Organisational structure defines how activities for the purpose and maintenance of the organisation are carried out. Usually, there is a division of labour. Each member’s role and how it fits into the overall system is defined. A simple club, for example, normally requires a chair, a secretary, and a treasurer as a minimum. Typically, organisations comprise a number of sub-organisations with particular responsibilities. They may be divided according to function, geography, or a matrix combining both. For example, a business may comprise several departments with responsibilities for procurement, production, marketing, and sales. A police force may be divided into northern, southern, and central departments.

Organisations also form part of larger parent organisations. For example, nations may combine to form political, cultural, economic, or geographical alliances. Smaller organisations in a nation may collaborate to form functional sectors, or geographical alliances.

j. Identifying Desirable Changes in Human Organisation

Identifying Desirable Changes in Human Organisation

This article is the introduction to a series of five. If you would like to read them all, a pdf containing them can be downloaded here.

Human history becomes more and more a race between education and catastrophe.

H.G.Wells from “When the Sleeper Wakes”, 1899.

The description of an organisation given in the previous posts is relatively simple. However, there are very many organisations in the world, and each can interact with others in a variety of ways. This leads to enormous complexity and unpredictability, which can be daunting. Fortunately, human organisation has a recursive structure, comprising organisations within organisations, and each organisation has a limited number of variables. These are:

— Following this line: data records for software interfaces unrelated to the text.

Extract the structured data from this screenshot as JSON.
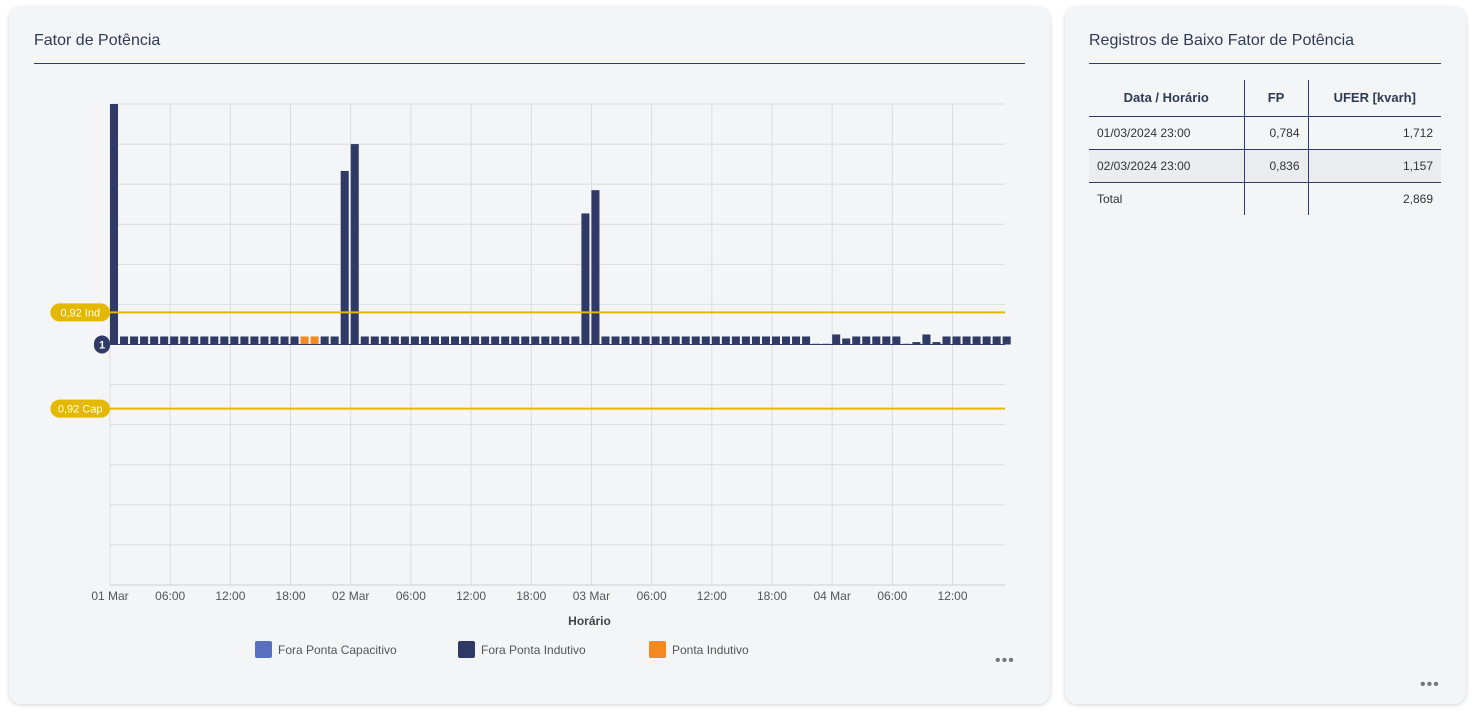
{
  "chart_card": {
    "title": "Fator de Potência",
    "more_label": "•••"
  },
  "table_card": {
    "title": "Registros de Baixo Fator de Potência",
    "more_label": "•••",
    "headers": [
      "Data / Horário",
      "FP",
      "UFER [kvarh]"
    ],
    "rows": [
      {
        "date": "01/03/2024 23:00",
        "fp": "0,784",
        "ufer": "1,712"
      },
      {
        "date": "02/03/2024 23:00",
        "fp": "0,836",
        "ufer": "1,157"
      }
    ],
    "total": {
      "label": "Total",
      "fp": "",
      "ufer": "2,869"
    }
  },
  "chart_data": {
    "type": "bar",
    "xlabel": "Horário",
    "x_ticks": [
      "01 Mar",
      "06:00",
      "12:00",
      "18:00",
      "02 Mar",
      "06:00",
      "12:00",
      "18:00",
      "03 Mar",
      "06:00",
      "12:00",
      "18:00",
      "04 Mar",
      "06:00",
      "12:00"
    ],
    "ylim": [
      0.4,
      1.6
    ],
    "baseline": 1,
    "baseline_label": "1",
    "reference_lines": [
      {
        "label": "0,92 Ind",
        "value": 1.08
      },
      {
        "label": "0,92 Cap",
        "value": 0.84
      }
    ],
    "series": [
      {
        "name": "Fora Ponta Capacitivo",
        "color": "#5a6fbf"
      },
      {
        "name": "Fora Ponta Indutivo",
        "color": "#2f3a66"
      },
      {
        "name": "Ponta Indutivo",
        "color": "#f5891f"
      }
    ],
    "bars": [
      {
        "h": 0,
        "v": 1.6,
        "s": 1
      },
      {
        "h": 1,
        "v": 1.02,
        "s": 1
      },
      {
        "h": 2,
        "v": 1.02,
        "s": 1
      },
      {
        "h": 3,
        "v": 1.02,
        "s": 1
      },
      {
        "h": 4,
        "v": 1.02,
        "s": 1
      },
      {
        "h": 5,
        "v": 1.02,
        "s": 1
      },
      {
        "h": 6,
        "v": 1.02,
        "s": 1
      },
      {
        "h": 7,
        "v": 1.02,
        "s": 1
      },
      {
        "h": 8,
        "v": 1.02,
        "s": 1
      },
      {
        "h": 9,
        "v": 1.02,
        "s": 1
      },
      {
        "h": 10,
        "v": 1.02,
        "s": 1
      },
      {
        "h": 11,
        "v": 1.02,
        "s": 1
      },
      {
        "h": 12,
        "v": 1.02,
        "s": 1
      },
      {
        "h": 13,
        "v": 1.02,
        "s": 1
      },
      {
        "h": 14,
        "v": 1.02,
        "s": 1
      },
      {
        "h": 15,
        "v": 1.02,
        "s": 1
      },
      {
        "h": 16,
        "v": 1.02,
        "s": 1
      },
      {
        "h": 17,
        "v": 1.02,
        "s": 1
      },
      {
        "h": 18,
        "v": 1.02,
        "s": 1
      },
      {
        "h": 19,
        "v": 1.02,
        "s": 2
      },
      {
        "h": 20,
        "v": 1.02,
        "s": 2
      },
      {
        "h": 21,
        "v": 1.02,
        "s": 1
      },
      {
        "h": 22,
        "v": 1.02,
        "s": 1
      },
      {
        "h": 23,
        "v": 1.433,
        "s": 1
      },
      {
        "h": 24,
        "v": 1.5,
        "s": 1
      },
      {
        "h": 25,
        "v": 1.02,
        "s": 1
      },
      {
        "h": 26,
        "v": 1.02,
        "s": 1
      },
      {
        "h": 27,
        "v": 1.02,
        "s": 1
      },
      {
        "h": 28,
        "v": 1.02,
        "s": 1
      },
      {
        "h": 29,
        "v": 1.02,
        "s": 1
      },
      {
        "h": 30,
        "v": 1.02,
        "s": 1
      },
      {
        "h": 31,
        "v": 1.02,
        "s": 1
      },
      {
        "h": 32,
        "v": 1.02,
        "s": 1
      },
      {
        "h": 33,
        "v": 1.02,
        "s": 1
      },
      {
        "h": 34,
        "v": 1.02,
        "s": 1
      },
      {
        "h": 35,
        "v": 1.02,
        "s": 1
      },
      {
        "h": 36,
        "v": 1.02,
        "s": 1
      },
      {
        "h": 37,
        "v": 1.02,
        "s": 1
      },
      {
        "h": 38,
        "v": 1.02,
        "s": 1
      },
      {
        "h": 39,
        "v": 1.02,
        "s": 1
      },
      {
        "h": 40,
        "v": 1.02,
        "s": 1
      },
      {
        "h": 41,
        "v": 1.02,
        "s": 1
      },
      {
        "h": 42,
        "v": 1.02,
        "s": 1
      },
      {
        "h": 43,
        "v": 1.02,
        "s": 1
      },
      {
        "h": 44,
        "v": 1.02,
        "s": 1
      },
      {
        "h": 45,
        "v": 1.02,
        "s": 1
      },
      {
        "h": 46,
        "v": 1.02,
        "s": 1
      },
      {
        "h": 47,
        "v": 1.327,
        "s": 1
      },
      {
        "h": 48,
        "v": 1.385,
        "s": 1
      },
      {
        "h": 49,
        "v": 1.02,
        "s": 1
      },
      {
        "h": 50,
        "v": 1.02,
        "s": 1
      },
      {
        "h": 51,
        "v": 1.02,
        "s": 1
      },
      {
        "h": 52,
        "v": 1.02,
        "s": 1
      },
      {
        "h": 53,
        "v": 1.02,
        "s": 1
      },
      {
        "h": 54,
        "v": 1.02,
        "s": 1
      },
      {
        "h": 55,
        "v": 1.02,
        "s": 1
      },
      {
        "h": 56,
        "v": 1.02,
        "s": 1
      },
      {
        "h": 57,
        "v": 1.02,
        "s": 1
      },
      {
        "h": 58,
        "v": 1.02,
        "s": 1
      },
      {
        "h": 59,
        "v": 1.02,
        "s": 1
      },
      {
        "h": 60,
        "v": 1.02,
        "s": 1
      },
      {
        "h": 61,
        "v": 1.02,
        "s": 1
      },
      {
        "h": 62,
        "v": 1.02,
        "s": 1
      },
      {
        "h": 63,
        "v": 1.02,
        "s": 1
      },
      {
        "h": 64,
        "v": 1.02,
        "s": 1
      },
      {
        "h": 65,
        "v": 1.02,
        "s": 1
      },
      {
        "h": 66,
        "v": 1.02,
        "s": 1
      },
      {
        "h": 67,
        "v": 1.02,
        "s": 1
      },
      {
        "h": 68,
        "v": 1.02,
        "s": 1
      },
      {
        "h": 69,
        "v": 1.02,
        "s": 1
      },
      {
        "h": 70,
        "v": 1.002,
        "s": 0
      },
      {
        "h": 71,
        "v": 1.002,
        "s": 0
      },
      {
        "h": 72,
        "v": 1.025,
        "s": 1
      },
      {
        "h": 73,
        "v": 1.015,
        "s": 1
      },
      {
        "h": 74,
        "v": 1.02,
        "s": 1
      },
      {
        "h": 75,
        "v": 1.02,
        "s": 1
      },
      {
        "h": 76,
        "v": 1.02,
        "s": 1
      },
      {
        "h": 77,
        "v": 1.02,
        "s": 1
      },
      {
        "h": 78,
        "v": 1.02,
        "s": 1
      },
      {
        "h": 79,
        "v": 1.002,
        "s": 0
      },
      {
        "h": 80,
        "v": 1.006,
        "s": 1
      },
      {
        "h": 81,
        "v": 1.025,
        "s": 1
      },
      {
        "h": 82,
        "v": 1.006,
        "s": 1
      },
      {
        "h": 83,
        "v": 1.02,
        "s": 1
      },
      {
        "h": 84,
        "v": 1.02,
        "s": 1
      },
      {
        "h": 85,
        "v": 1.02,
        "s": 1
      },
      {
        "h": 86,
        "v": 1.02,
        "s": 1
      },
      {
        "h": 87,
        "v": 1.02,
        "s": 1
      },
      {
        "h": 88,
        "v": 1.02,
        "s": 1
      },
      {
        "h": 89,
        "v": 1.02,
        "s": 1
      }
    ],
    "grid": true,
    "legend_position": "bottom"
  }
}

  • The quality of decision making and commands (discussed in more detail in the next two articles).
  • The quality of implementation of commands (discussed in more detail in a future article).
  • The quality of communication of commands.
  • The extent to which those with command responsibility are chosen by top-down or bottom-up representation (discussed in more detail in a future article).
  • The extent to which an organisation adapts internally to changes in its inputs, as opposed to influencing its environment to maintain them.
  • The attitude of the organisation in its relationships with others.
  • The proportion of the organisation’s inputs spent on self-maintenance, as opposed to producing outputs.
  • The extent to which the organisation is efficient.
  • The extent to which the organisation contains redundancies and is resilient.

To help understand these variables, I have designed causal diagrams which can be downloaded here. These diagrams can be translated into the natural language explanations given in the following articles. It is recommended that the reader downloads the diagrams and follows them as he or she reads each article. This will give a better understanding of both the diagrams and the text.

Desirable changes to organisational behaviour can be identified in several ways. However, each involves asking the following three questions:

  • What do we wish to achieve?
  • What key changes in basic organisational behaviour will achieve that?
  • How do we go about making those changes?

A simple root cause analysis can be carried out. This involves identifying an undesirable event, repetitively asking the question “why?”, and backtracking through the diagrams from effect to cause.

The diagrams can also be translated into Symbolic Logic. This enables formal deductions and inductions to be carried out. The method of translation can be downloaded here, and the methods for carrying out deductions and inductions are described in my book, “The Mathematics of Language and Thought”, which can be downloaded here.

Theoretically, system dynamics can also be applied to the diagrams. However, this would require numerical quantification of the variables. Unfortunately, the quantification of human beliefs and attitudes is fraught with difficulty. Thus, much research effort would first be needed before a systems dynamics approach to human organisation was practicable.